Risk of Infection or Reduced Immune Response With Vaccinations: The safety of immunization with live vaccines during AFINITOR DISPERZ therapy has not been studied. Due to the potential increased risk of infection and/or reduced immune response to the vaccine, avoid the use of live vaccines and close contact with individuals who have received live vaccines during treatment with AFINITOR DISPERZ. Due to the potential increased risk of infection or reduced immune response with vaccination, complete the recommended childhood series of live vaccinations according to American Council on Immunization Practices (ACIP) guidelines prior to the start of therapy. An accelerated vaccination schedule may be appropriate.

Embryo-Fetal Toxicity: Based on animal studies and the mechanism of action, AFINITOR DISPERZ can cause fetal harm when administered to a pregnant woman. In animal studies, everolimus caused embryo-fetal toxicities in rats when administered during the period of organogenesis at maternal exposures that were lower than human exposures at the clinical dose of 10 mg once daily. Advise pregnant women of the potential risk to a fetus. Advise female patients of reproductive potential to avoid becoming pregnant and to use effective contraception during treatment with AFINITOR DISPERZ and for 8 weeks after the last dose. Advise male patients with female partners of reproductive potential to use effective contraception during treatment with AFINITOR DISPERZ and for 4 weeks after the last dose.

Adverse Reactions: In patients with TSC-associated partial-onset seizures, the most common adverse reaction reported for AFINITOR DISPERZ (incidence ≥30%, all grades) was stomatitis (55% low trough, 64% high trough). The most common grade 3/4 adverse reactions (incidence ≥2%) were stomatitis, pneumonia, and irregular menstruation. Updated safety information from 357 patients treated with AFINITOR DISPERZ for a median duration of 48 weeks identified the following additional notable adverse reactions: hypersensitivity (0.6%), angioedema (0.3%), and ovarian cyst (0.3%).

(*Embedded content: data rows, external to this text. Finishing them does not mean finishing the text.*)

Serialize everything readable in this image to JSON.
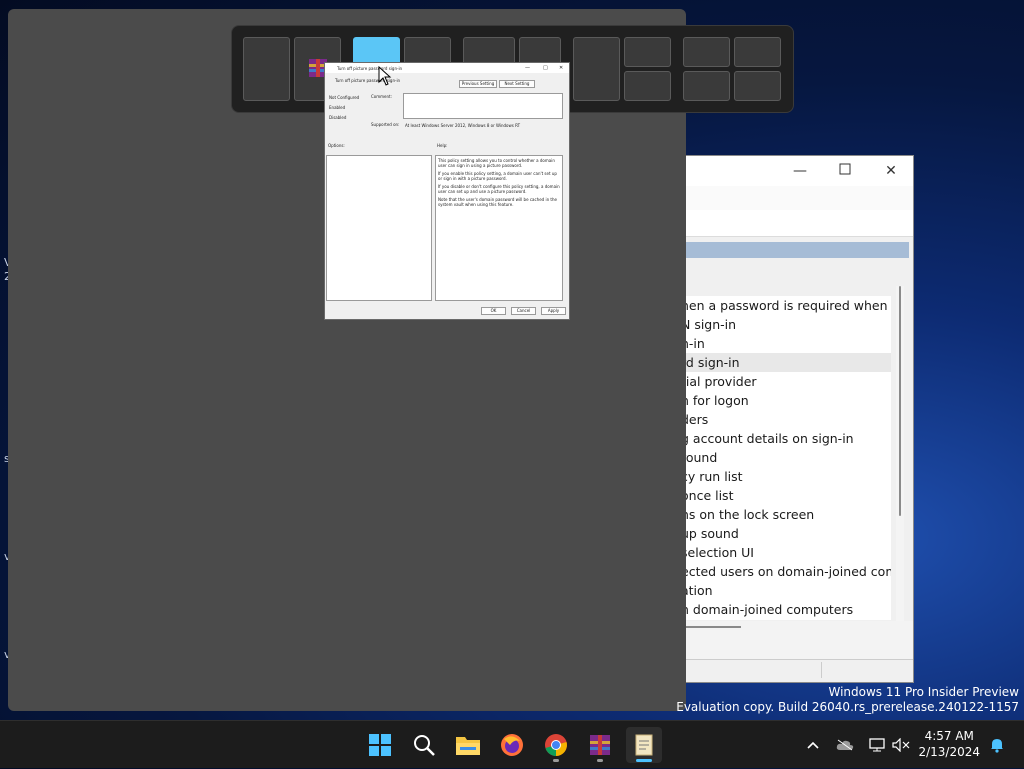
{
  "desktop_fragments": [
    "V",
    "2",
    "s",
    "v",
    "v"
  ],
  "snap_flyout": {
    "highlight_color": "#5bc6f6"
  },
  "gpedit": {
    "list_items": [
      "hen a password is required when resu...",
      "N sign-in",
      "n-in",
      "rd sign-in",
      "tial provider",
      "n for logon",
      "ders",
      "g account details on sign-in",
      "round",
      "cy run list",
      "once list",
      "ns on the lock screen",
      "up sound",
      "selection UI",
      "ected users on domain-joined com...",
      "ation",
      "n domain-joined computers"
    ],
    "selected_index": 3
  },
  "dialog": {
    "title": "Turn off picture password sign-in",
    "setting_name": "Turn off picture password sign-in",
    "prev_button": "Previous Setting",
    "next_button": "Next Setting",
    "radio_not_configured": "Not Configured",
    "radio_enabled": "Enabled",
    "radio_disabled": "Disabled",
    "comment_label": "Comment:",
    "supported_label": "Supported on:",
    "supported_value": "At least Windows Server 2012, Windows 8 or Windows RT",
    "options_label": "Options:",
    "help_label": "Help:",
    "help_p1": "This policy setting allows you to control whether a domain user can sign in using a picture password.",
    "help_p2": "If you enable this policy setting, a domain user can't set up or sign in with a picture password.",
    "help_p3": "If you disable or don't configure this policy setting, a domain user can set up and use a picture password.",
    "help_p4": "Note that the user's domain password will be cached in the system vault when using this feature.",
    "ok_button": "OK",
    "cancel_button": "Cancel",
    "apply_button": "Apply"
  },
  "watermark": {
    "line1": "Windows 11 Pro Insider Preview",
    "line2": "Evaluation copy. Build 26040.rs_prerelease.240122-1157"
  },
  "taskbar": {
    "apps": [
      "start-icon",
      "search-icon",
      "file-explorer-icon",
      "firefox-icon",
      "chrome-icon",
      "winrar-icon",
      "notepad-icon"
    ],
    "active_app": "notepad-icon",
    "accent_color": "#4cc2ff"
  },
  "clock": {
    "time": "4:57 AM",
    "date": "2/13/2024"
  }
}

Laboratory Abnormalities: In patients with TSC-associated partial-onset seizures, the most common laboratory abnormality (incidence ≥50%, all grades) was hypercholesterolemia (86% low trough, 85% high trough). The most common grade 3/4 laboratory abnormality (incidence ≥2%) was neutropenia.

Please see full Prescribing Information.